Boeing Announces Scholarships To Diversify Pilot Training
Leading global aerospace company Boeing is investing in scholarships in pilot training to grow and diversify talent.
Boeing develops, manufactures, and services commercial airplanes, defence products, and space systems for customers in more than 150 countries.
The company reports that since 2019, it has invested over $8.5 million to bring pilot training programs to underrepresented populations in communities across the United States.
Investing Nearly $1M In Scholarships
Boeing is investing $950,000 in scholarships for pilot training to grow and diversify the talent required to meet significant long-term demand for commercial airplane pilots.
The donation will fund 25 scholarships, including the Aircraft Owners and Pilots Association, Latino Pilots Association, Organization of Black Aerospace Professionals, Sisters of the Skies, and Women in Aviation International.
“Funding flight training is often one of the greatest barriers for students of color pursuing a pilot career,” said Samantha Whitfield, Organization of Black Aerospace Professionals Executive Director, in a press release. “Scholarship partners like Boeing provide the much-needed support to fuel the careers of aspiring aviators.”
Compton Takes Flight
They are also donating $450,000 to Fly Compton, an LA-based nonprofit that introduces minority youth to career opportunities in aerospace.
The investment will increase flight training classes offered to students in LA’s Compton community, alongside introducing career topics related to designing, building, and maintaining airplanes and drones.
“The demand for qualified and diverse pilots remains high at airlines worldwide.

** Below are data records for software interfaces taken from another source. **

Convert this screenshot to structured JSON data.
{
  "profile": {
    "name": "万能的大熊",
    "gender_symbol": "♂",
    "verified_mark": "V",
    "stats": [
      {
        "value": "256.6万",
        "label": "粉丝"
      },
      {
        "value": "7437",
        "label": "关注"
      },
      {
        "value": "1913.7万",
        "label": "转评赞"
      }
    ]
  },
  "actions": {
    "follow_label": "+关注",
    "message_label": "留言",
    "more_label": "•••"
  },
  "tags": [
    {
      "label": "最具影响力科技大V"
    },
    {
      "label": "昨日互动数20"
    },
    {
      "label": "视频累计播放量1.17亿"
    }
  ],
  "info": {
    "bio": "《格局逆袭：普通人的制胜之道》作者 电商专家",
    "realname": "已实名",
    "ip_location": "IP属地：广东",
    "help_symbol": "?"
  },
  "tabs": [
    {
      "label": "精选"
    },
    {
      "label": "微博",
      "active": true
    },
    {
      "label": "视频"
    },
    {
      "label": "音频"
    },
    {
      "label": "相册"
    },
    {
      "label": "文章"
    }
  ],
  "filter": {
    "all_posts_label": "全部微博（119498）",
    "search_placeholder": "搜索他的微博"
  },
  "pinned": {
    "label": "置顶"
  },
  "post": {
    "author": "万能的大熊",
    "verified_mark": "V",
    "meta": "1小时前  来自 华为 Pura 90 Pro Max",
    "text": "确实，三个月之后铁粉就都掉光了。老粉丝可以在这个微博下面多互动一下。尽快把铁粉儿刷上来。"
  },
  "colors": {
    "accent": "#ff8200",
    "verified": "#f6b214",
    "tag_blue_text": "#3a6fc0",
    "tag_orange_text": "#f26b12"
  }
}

While becoming a pilot provides a lifelong career, access to training remains a barrier to entry for many,” said Ziad Ojakli, executive vice president of Government Operations at Boeing.
“These organizations are helping the next generation of pilots realize their full potential while also showing communities historically underrepresented in the industry that a future in aviation is possible.”